▶ _THE TASK_
Each line in these records that contains "Projects" counts once. Give the number only.

[Collected data entries]
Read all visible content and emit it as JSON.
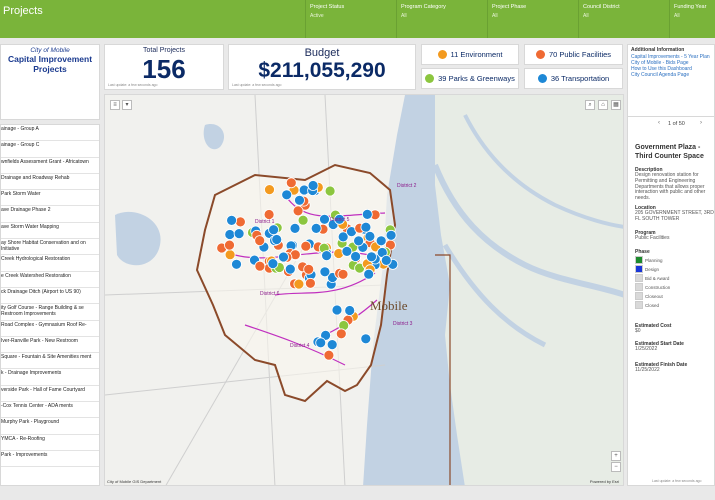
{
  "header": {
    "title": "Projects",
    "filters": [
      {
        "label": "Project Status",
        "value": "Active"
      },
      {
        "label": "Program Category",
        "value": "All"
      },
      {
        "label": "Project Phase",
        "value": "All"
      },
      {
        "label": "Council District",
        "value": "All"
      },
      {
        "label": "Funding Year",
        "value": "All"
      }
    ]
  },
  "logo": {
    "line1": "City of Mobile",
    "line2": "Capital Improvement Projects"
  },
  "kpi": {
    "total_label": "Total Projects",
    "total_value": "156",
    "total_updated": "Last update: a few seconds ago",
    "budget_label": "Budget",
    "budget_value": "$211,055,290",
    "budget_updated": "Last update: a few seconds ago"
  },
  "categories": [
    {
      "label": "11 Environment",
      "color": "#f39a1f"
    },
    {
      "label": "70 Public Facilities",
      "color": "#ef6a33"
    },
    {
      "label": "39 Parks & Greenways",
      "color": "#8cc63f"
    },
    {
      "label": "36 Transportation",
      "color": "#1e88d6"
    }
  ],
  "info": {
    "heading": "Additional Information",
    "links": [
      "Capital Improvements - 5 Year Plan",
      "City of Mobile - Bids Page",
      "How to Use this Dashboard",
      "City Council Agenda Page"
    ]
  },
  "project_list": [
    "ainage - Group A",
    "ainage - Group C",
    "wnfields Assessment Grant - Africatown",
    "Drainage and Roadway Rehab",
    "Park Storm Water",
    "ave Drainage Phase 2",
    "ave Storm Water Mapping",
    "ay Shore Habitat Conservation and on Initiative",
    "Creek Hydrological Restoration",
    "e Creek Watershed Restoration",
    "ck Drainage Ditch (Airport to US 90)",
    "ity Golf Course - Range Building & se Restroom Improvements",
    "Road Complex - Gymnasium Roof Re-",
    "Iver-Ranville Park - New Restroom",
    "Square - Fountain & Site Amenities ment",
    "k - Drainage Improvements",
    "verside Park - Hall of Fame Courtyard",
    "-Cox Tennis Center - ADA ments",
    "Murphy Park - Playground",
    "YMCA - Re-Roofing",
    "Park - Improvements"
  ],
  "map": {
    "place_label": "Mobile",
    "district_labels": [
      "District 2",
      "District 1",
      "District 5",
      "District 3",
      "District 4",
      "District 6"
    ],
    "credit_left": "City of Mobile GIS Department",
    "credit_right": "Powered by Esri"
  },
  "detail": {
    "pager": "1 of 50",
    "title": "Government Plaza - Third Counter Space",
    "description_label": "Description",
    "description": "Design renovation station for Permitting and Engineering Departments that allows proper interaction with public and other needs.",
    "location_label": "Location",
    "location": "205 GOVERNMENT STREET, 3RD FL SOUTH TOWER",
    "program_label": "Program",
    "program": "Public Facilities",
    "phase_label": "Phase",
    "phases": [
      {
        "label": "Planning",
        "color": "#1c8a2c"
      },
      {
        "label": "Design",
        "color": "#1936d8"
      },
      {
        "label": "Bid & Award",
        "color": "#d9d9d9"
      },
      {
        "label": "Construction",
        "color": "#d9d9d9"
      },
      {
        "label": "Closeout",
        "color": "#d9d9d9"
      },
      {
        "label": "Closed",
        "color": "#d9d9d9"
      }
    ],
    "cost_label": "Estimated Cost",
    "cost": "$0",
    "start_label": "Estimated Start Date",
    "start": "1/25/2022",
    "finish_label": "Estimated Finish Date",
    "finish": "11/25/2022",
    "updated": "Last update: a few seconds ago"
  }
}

▶ _RESULT FOR THIS TASK_
3